--- Data for this task Enclosed Below ---

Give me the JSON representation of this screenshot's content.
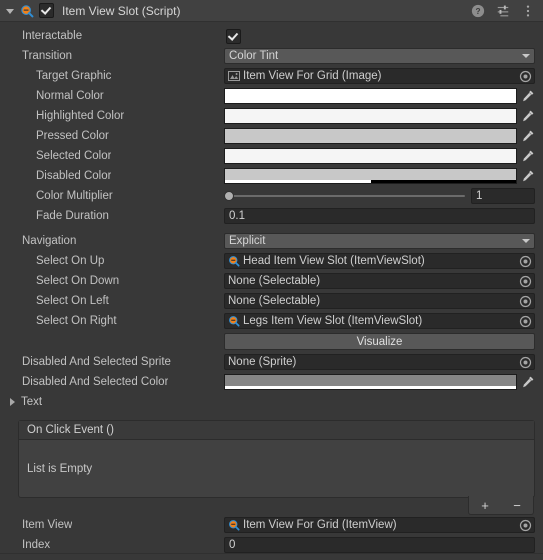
{
  "header": {
    "title": "Item View Slot (Script)",
    "enabled_checkbox": true,
    "foldout_open": true,
    "script_icon": "script-icon",
    "help_icon": "help-icon",
    "preset_icon": "preset-icon",
    "menu_icon": "kebab-menu-icon"
  },
  "colors": {
    "panel_bg": "#383838",
    "header_bg": "#414141",
    "field_bg": "#2a2a2a",
    "dropdown_bg": "#585858",
    "label": "#c2c2c2"
  },
  "properties": {
    "interactable": {
      "label": "Interactable",
      "value": true
    },
    "transition": {
      "label": "Transition",
      "value": "Color Tint"
    },
    "target_graphic": {
      "label": "Target Graphic",
      "value": "Item View For Grid (Image)",
      "icon": "image-component-icon"
    },
    "normal_color": {
      "label": "Normal Color",
      "swatch": "#FFFFFF",
      "alpha": 100
    },
    "highlighted_color": {
      "label": "Highlighted Color",
      "swatch": "#F5F5F5",
      "alpha": 100
    },
    "pressed_color": {
      "label": "Pressed Color",
      "swatch": "#C8C8C8",
      "alpha": 100
    },
    "selected_color": {
      "label": "Selected Color",
      "swatch": "#F5F5F5",
      "alpha": 100
    },
    "disabled_color": {
      "label": "Disabled Color",
      "swatch": "#C8C8C8",
      "alpha": 50
    },
    "color_multiplier": {
      "label": "Color Multiplier",
      "value": "1",
      "slider_pct": 0
    },
    "fade_duration": {
      "label": "Fade Duration",
      "value": "0.1"
    },
    "navigation": {
      "label": "Navigation",
      "value": "Explicit"
    },
    "select_on_up": {
      "label": "Select On Up",
      "value": "Head Item View Slot (ItemViewSlot)",
      "icon": "script-icon"
    },
    "select_on_down": {
      "label": "Select On Down",
      "value": "None (Selectable)",
      "icon": "none"
    },
    "select_on_left": {
      "label": "Select On Left",
      "value": "None (Selectable)",
      "icon": "none"
    },
    "select_on_right": {
      "label": "Select On Right",
      "value": "Legs Item View Slot (ItemViewSlot)",
      "icon": "script-icon"
    },
    "visualize": {
      "label": "Visualize"
    },
    "disabled_and_selected_sprite": {
      "label": "Disabled And Selected Sprite",
      "value": "None (Sprite)",
      "icon": "none"
    },
    "disabled_and_selected_color": {
      "label": "Disabled And Selected Color",
      "swatch": "#858585",
      "alpha": 100
    },
    "text_foldout": {
      "label": "Text"
    },
    "item_view": {
      "label": "Item View",
      "value": "Item View For Grid (ItemView)",
      "icon": "script-icon"
    },
    "index": {
      "label": "Index",
      "value": "0"
    }
  },
  "on_click_event": {
    "title": "On Click Event ()",
    "empty_text": "List is Empty",
    "add_label": "+",
    "remove_label": "−"
  }
}
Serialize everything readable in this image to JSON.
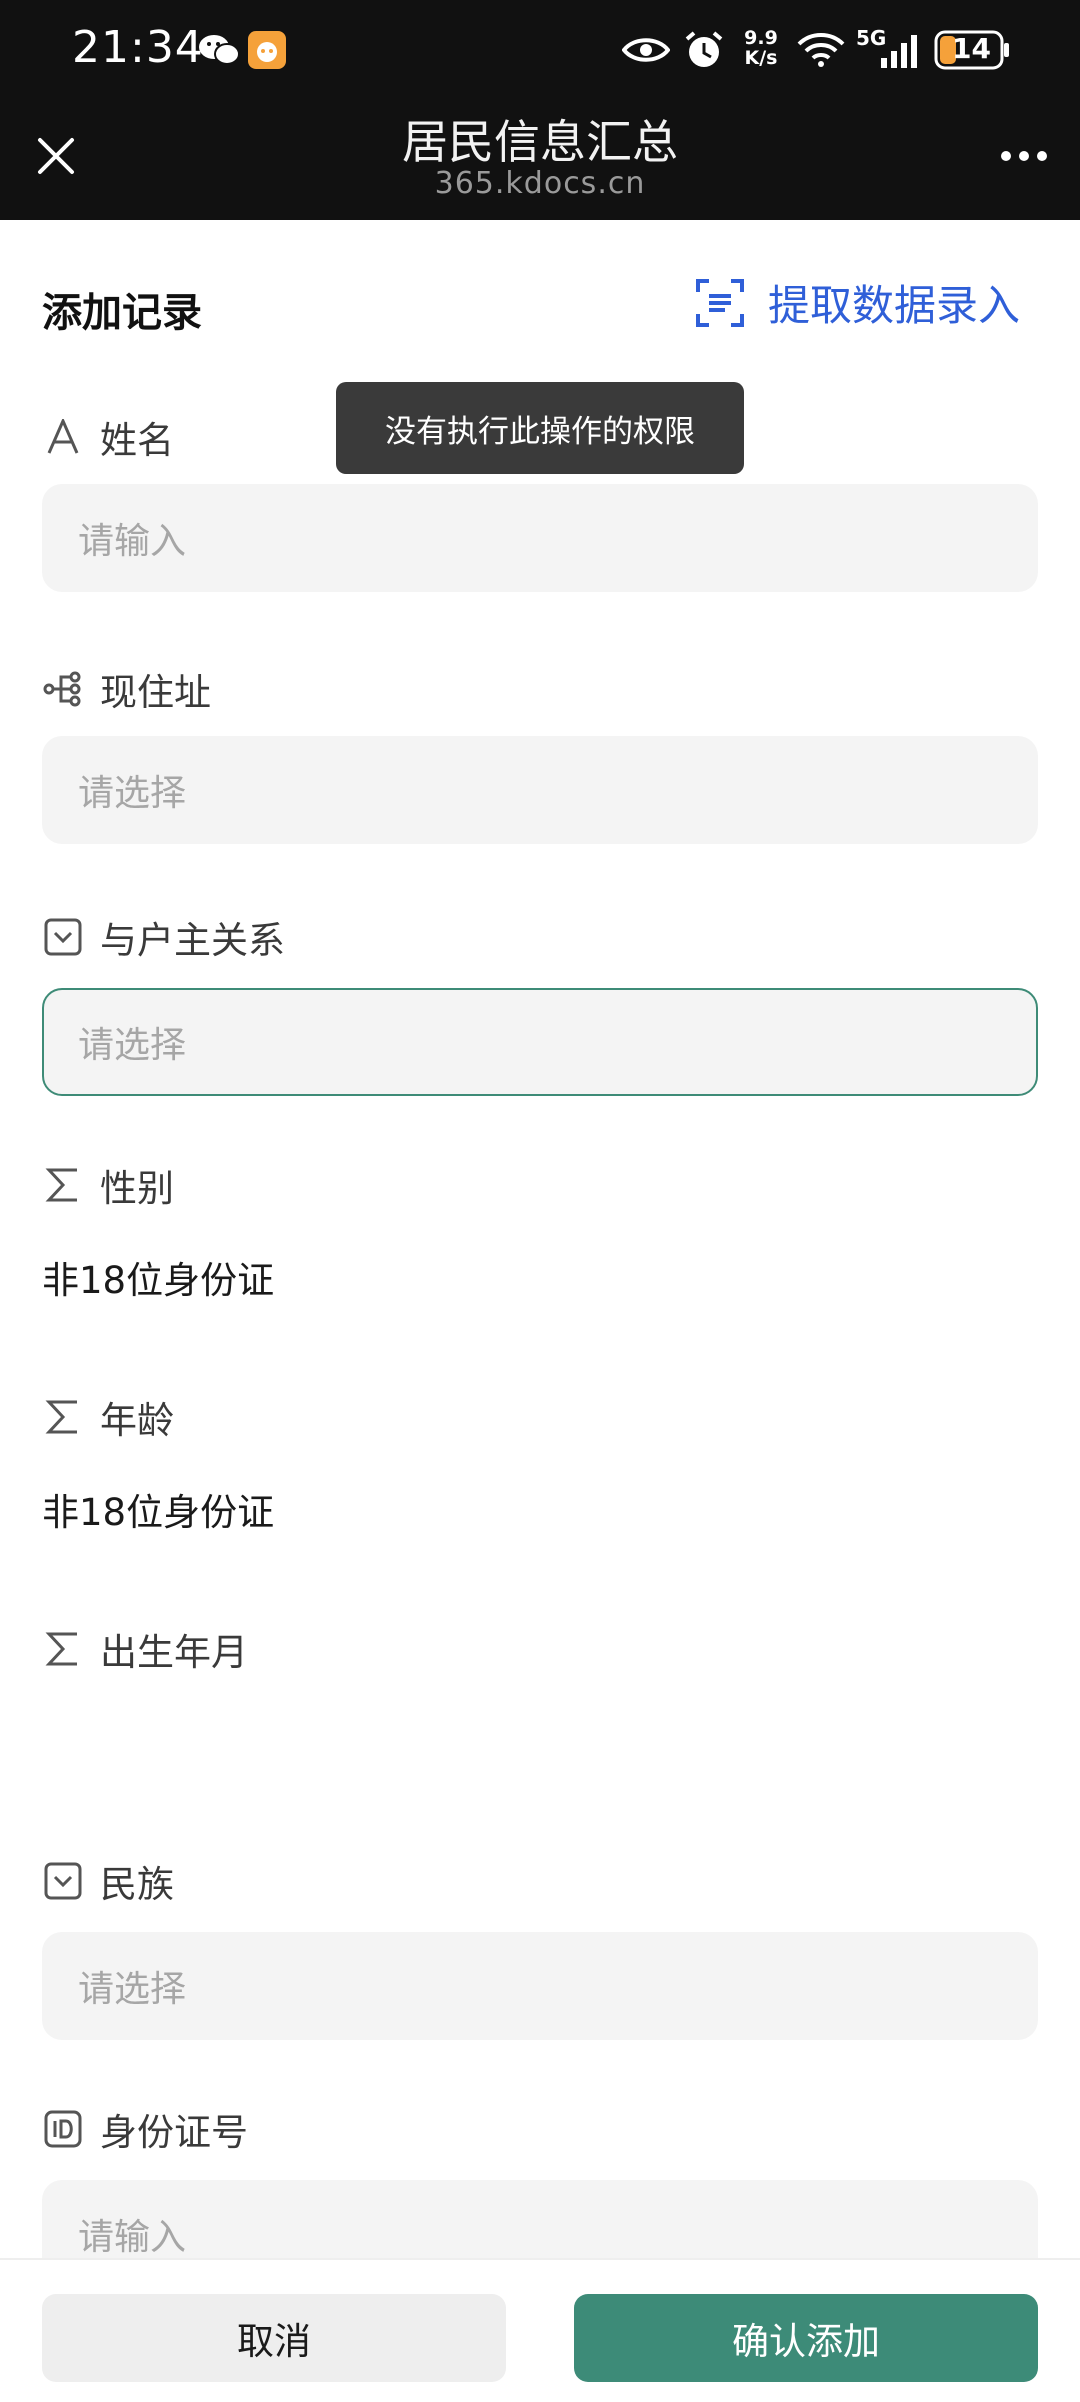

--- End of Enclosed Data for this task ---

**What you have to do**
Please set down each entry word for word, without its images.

**Solved problem**
Give me the JSON representation of this screenshot's content.
{
  "header": {
    "title": "Item View Slot (Script)",
    "enabled_checkbox": true,
    "foldout_open": true,
    "script_icon": "script-icon",
    "help_icon": "help-icon",
    "preset_icon": "preset-icon",
    "menu_icon": "kebab-menu-icon"
  },
  "colors": {
    "panel_bg": "#383838",
    "header_bg": "#414141",
    "field_bg": "#2a2a2a",
    "dropdown_bg": "#585858",
    "label": "#c2c2c2"
  },
  "properties": {
    "interactable": {
      "label": "Interactable",
      "value": true
    },
    "transition": {
      "label": "Transition",
      "value": "Color Tint"
    },
    "target_graphic": {
      "label": "Target Graphic",
      "value": "Item View For Grid (Image)",
      "icon": "image-component-icon"
    },
    "normal_color": {
      "label": "Normal Color",
      "swatch": "#FFFFFF",
      "alpha": 100
    },
    "highlighted_color": {
      "label": "Highlighted Color",
      "swatch": "#F5F5F5",
      "alpha": 100
    },
    "pressed_color": {
      "label": "Pressed Color",
      "swatch": "#C8C8C8",
      "alpha": 100
    },
    "selected_color": {
      "label": "Selected Color",
      "swatch": "#F5F5F5",
      "alpha": 100
    },
    "disabled_color": {
      "label": "Disabled Color",
      "swatch": "#C8C8C8",
      "alpha": 50
    },
    "color_multiplier": {
      "label": "Color Multiplier",
      "value": "1",
      "slider_pct": 0
    },
    "fade_duration": {
      "label": "Fade Duration",
      "value": "0.1"
    },
    "navigation": {
      "label": "Navigation",
      "value": "Explicit"
    },
    "select_on_up": {
      "label": "Select On Up",
      "value": "Head Item View Slot (ItemViewSlot)",
      "icon": "script-icon"
    },
    "select_on_down": {
      "label": "Select On Down",
      "value": "None (Selectable)",
      "icon": "none"
    },
    "select_on_left": {
      "label": "Select On Left",
      "value": "None (Selectable)",
      "icon": "none"
    },
    "select_on_right": {
      "label": "Select On Right",
      "value": "Legs Item View Slot (ItemViewSlot)",
      "icon": "script-icon"
    },
    "visualize": {
      "label": "Visualize"
    },
    "disabled_and_selected_sprite": {
      "label": "Disabled And Selected Sprite",
      "value": "None (Sprite)",
      "icon": "none"
    },
    "disabled_and_selected_color": {
      "label": "Disabled And Selected Color",
      "swatch": "#858585",
      "alpha": 100
    },
    "text_foldout": {
      "label": "Text"
    },
    "item_view": {
      "label": "Item View",
      "value": "Item View For Grid (ItemView)",
      "icon": "script-icon"
    },
    "index": {
      "label": "Index",
      "value": "0"
    }
  },
  "on_click_event": {
    "title": "On Click Event ()",
    "empty_text": "List is Empty",
    "add_label": "+",
    "remove_label": "−"
  }
}
Serialize everything readable in this image to JSON.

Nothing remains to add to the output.